What appears in the data must be reproduced exactly.

Records excerpted from a collection
↓

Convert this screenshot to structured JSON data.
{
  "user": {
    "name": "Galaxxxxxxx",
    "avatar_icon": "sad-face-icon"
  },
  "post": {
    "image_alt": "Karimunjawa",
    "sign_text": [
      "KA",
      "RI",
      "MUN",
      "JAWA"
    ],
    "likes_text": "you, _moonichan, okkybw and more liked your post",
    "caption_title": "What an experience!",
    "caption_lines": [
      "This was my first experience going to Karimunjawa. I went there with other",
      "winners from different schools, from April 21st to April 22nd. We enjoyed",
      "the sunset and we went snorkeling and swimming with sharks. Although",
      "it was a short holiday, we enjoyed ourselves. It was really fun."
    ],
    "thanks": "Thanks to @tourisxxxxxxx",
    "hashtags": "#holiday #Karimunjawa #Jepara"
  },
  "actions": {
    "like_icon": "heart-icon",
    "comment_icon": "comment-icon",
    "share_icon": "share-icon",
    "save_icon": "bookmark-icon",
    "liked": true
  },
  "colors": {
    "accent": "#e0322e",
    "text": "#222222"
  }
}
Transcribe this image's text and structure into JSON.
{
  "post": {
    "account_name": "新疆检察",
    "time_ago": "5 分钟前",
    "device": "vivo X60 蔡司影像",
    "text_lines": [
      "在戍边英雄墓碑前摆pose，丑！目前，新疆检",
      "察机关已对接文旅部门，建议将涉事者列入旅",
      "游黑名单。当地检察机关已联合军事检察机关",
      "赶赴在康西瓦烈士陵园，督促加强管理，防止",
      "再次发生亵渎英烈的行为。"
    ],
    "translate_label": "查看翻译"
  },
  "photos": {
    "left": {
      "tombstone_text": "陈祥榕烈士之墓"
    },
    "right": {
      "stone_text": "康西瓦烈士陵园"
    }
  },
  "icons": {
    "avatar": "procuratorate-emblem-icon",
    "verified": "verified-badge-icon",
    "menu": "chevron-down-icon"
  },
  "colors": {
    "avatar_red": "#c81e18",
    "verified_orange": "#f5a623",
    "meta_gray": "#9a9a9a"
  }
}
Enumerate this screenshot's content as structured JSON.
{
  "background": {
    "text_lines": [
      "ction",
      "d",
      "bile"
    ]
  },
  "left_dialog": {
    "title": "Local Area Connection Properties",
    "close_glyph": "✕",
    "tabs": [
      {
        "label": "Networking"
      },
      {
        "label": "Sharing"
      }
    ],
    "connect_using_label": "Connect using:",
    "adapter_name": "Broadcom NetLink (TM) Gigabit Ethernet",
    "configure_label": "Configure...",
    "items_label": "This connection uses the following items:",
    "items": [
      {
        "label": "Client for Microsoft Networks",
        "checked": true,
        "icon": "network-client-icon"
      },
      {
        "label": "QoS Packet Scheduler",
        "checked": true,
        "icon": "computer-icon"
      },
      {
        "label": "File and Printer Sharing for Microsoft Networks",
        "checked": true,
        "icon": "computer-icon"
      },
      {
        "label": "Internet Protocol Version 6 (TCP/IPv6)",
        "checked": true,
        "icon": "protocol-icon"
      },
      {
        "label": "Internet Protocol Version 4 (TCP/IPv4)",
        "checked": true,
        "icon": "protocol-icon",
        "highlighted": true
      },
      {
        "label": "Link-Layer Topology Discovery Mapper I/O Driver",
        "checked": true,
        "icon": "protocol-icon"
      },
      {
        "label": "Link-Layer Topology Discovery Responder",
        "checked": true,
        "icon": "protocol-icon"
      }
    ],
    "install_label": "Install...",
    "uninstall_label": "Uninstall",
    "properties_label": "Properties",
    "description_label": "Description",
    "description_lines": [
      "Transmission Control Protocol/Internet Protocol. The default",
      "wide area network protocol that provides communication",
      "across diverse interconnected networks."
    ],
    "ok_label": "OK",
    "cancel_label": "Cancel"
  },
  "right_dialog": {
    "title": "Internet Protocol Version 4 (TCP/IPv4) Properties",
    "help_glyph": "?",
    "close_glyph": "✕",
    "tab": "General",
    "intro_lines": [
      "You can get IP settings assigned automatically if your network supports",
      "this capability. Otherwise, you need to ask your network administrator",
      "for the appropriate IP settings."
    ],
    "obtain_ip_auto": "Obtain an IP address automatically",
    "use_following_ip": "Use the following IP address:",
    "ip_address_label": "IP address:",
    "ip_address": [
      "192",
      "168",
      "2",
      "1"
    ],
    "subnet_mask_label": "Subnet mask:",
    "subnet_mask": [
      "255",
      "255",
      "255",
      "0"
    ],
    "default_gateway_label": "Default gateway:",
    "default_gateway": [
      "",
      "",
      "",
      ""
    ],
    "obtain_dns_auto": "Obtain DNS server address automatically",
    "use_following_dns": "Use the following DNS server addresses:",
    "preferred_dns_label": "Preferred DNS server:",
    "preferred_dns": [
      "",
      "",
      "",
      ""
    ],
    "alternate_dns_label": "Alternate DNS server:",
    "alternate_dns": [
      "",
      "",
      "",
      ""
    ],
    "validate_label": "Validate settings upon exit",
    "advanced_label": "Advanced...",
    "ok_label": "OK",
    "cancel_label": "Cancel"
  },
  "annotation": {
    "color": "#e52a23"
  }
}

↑

- **RESPONSE AREA**
Convert this screenshot to structured JSON data.
{
  "user": {
    "name": "Galaxxxxxxx",
    "avatar_icon": "sad-face-icon"
  },
  "post": {
    "image_alt": "Karimunjawa",
    "sign_text": [
      "KA",
      "RI",
      "MUN",
      "JAWA"
    ],
    "likes_text": "you, _moonichan, okkybw and more liked your post",
    "caption_title": "What an experience!",
    "caption_lines": [
      "This was my first experience going to Karimunjawa. I went there with other",
      "winners from different schools, from April 21st to April 22nd. We enjoyed",
      "the sunset and we went snorkeling and swimming with sharks. Although",
      "it was a short holiday, we enjoyed ourselves. It was really fun."
    ],
    "thanks": "Thanks to @tourisxxxxxxx",
    "hashtags": "#holiday #Karimunjawa #Jepara"
  },
  "actions": {
    "like_icon": "heart-icon",
    "comment_icon": "comment-icon",
    "share_icon": "share-icon",
    "save_icon": "bookmark-icon",
    "liked": true
  },
  "colors": {
    "accent": "#e0322e",
    "text": "#222222"
  }
}
Transcribe this image's text and structure into JSON.
{
  "post": {
    "account_name": "新疆检察",
    "time_ago": "5 分钟前",
    "device": "vivo X60 蔡司影像",
    "text_lines": [
      "在戍边英雄墓碑前摆pose，丑！目前，新疆检",
      "察机关已对接文旅部门，建议将涉事者列入旅",
      "游黑名单。当地检察机关已联合军事检察机关",
      "赶赴在康西瓦烈士陵园，督促加强管理，防止",
      "再次发生亵渎英烈的行为。"
    ],
    "translate_label": "查看翻译"
  },
  "photos": {
    "left": {
      "tombstone_text": "陈祥榕烈士之墓"
    },
    "right": {
      "stone_text": "康西瓦烈士陵园"
    }
  },
  "icons": {
    "avatar": "procuratorate-emblem-icon",
    "verified": "verified-badge-icon",
    "menu": "chevron-down-icon"
  },
  "colors": {
    "avatar_red": "#c81e18",
    "verified_orange": "#f5a623",
    "meta_gray": "#9a9a9a"
  }
}
Enumerate this screenshot's content as structured JSON.
{
  "background": {
    "text_lines": [
      "ction",
      "d",
      "bile"
    ]
  },
  "left_dialog": {
    "title": "Local Area Connection Properties",
    "close_glyph": "✕",
    "tabs": [
      {
        "label": "Networking"
      },
      {
        "label": "Sharing"
      }
    ],
    "connect_using_label": "Connect using:",
    "adapter_name": "Broadcom NetLink (TM) Gigabit Ethernet",
    "configure_label": "Configure...",
    "items_label": "This connection uses the following items:",
    "items": [
      {
        "label": "Client for Microsoft Networks",
        "checked": true,
        "icon": "network-client-icon"
      },
      {
        "label": "QoS Packet Scheduler",
        "checked": true,
        "icon": "computer-icon"
      },
      {
        "label": "File and Printer Sharing for Microsoft Networks",
        "checked": true,
        "icon": "computer-icon"
      },
      {
        "label": "Internet Protocol Version 6 (TCP/IPv6)",
        "checked": true,
        "icon": "protocol-icon"
      },
      {
        "label": "Internet Protocol Version 4 (TCP/IPv4)",
        "checked": true,
        "icon": "protocol-icon",
        "highlighted": true
      },
      {
        "label": "Link-Layer Topology Discovery Mapper I/O Driver",
        "checked": true,
        "icon": "protocol-icon"
      },
      {
        "label": "Link-Layer Topology Discovery Responder",
        "checked": true,
        "icon": "protocol-icon"
      }
    ],
    "install_label": "Install...",
    "uninstall_label": "Uninstall",
    "properties_label": "Properties",
    "description_label": "Description",
    "description_lines": [
      "Transmission Control Protocol/Internet Protocol. The default",
      "wide area network protocol that provides communication",
      "across diverse interconnected networks."
    ],
    "ok_label": "OK",
    "cancel_label": "Cancel"
  },
  "right_dialog": {
    "title": "Internet Protocol Version 4 (TCP/IPv4) Properties",
    "help_glyph": "?",
    "close_glyph": "✕",
    "tab": "General",
    "intro_lines": [
      "You can get IP settings assigned automatically if your network supports",
      "this capability. Otherwise, you need to ask your network administrator",
      "for the appropriate IP settings."
    ],
    "obtain_ip_auto": "Obtain an IP address automatically",
    "use_following_ip": "Use the following IP address:",
    "ip_address_label": "IP address:",
    "ip_address": [
      "192",
      "168",
      "2",
      "1"
    ],
    "subnet_mask_label": "Subnet mask:",
    "subnet_mask": [
      "255",
      "255",
      "255",
      "0"
    ],
    "default_gateway_label": "Default gateway:",
    "default_gateway": [
      "",
      "",
      "",
      ""
    ],
    "obtain_dns_auto": "Obtain DNS server address automatically",
    "use_following_dns": "Use the following DNS server addresses:",
    "preferred_dns_label": "Preferred DNS server:",
    "preferred_dns": [
      "",
      "",
      "",
      ""
    ],
    "alternate_dns_label": "Alternate DNS server:",
    "alternate_dns": [
      "",
      "",
      "",
      ""
    ],
    "validate_label": "Validate settings upon exit",
    "advanced_label": "Advanced...",
    "ok_label": "OK",
    "cancel_label": "Cancel"
  },
  "annotation": {
    "color": "#e52a23"
  }
}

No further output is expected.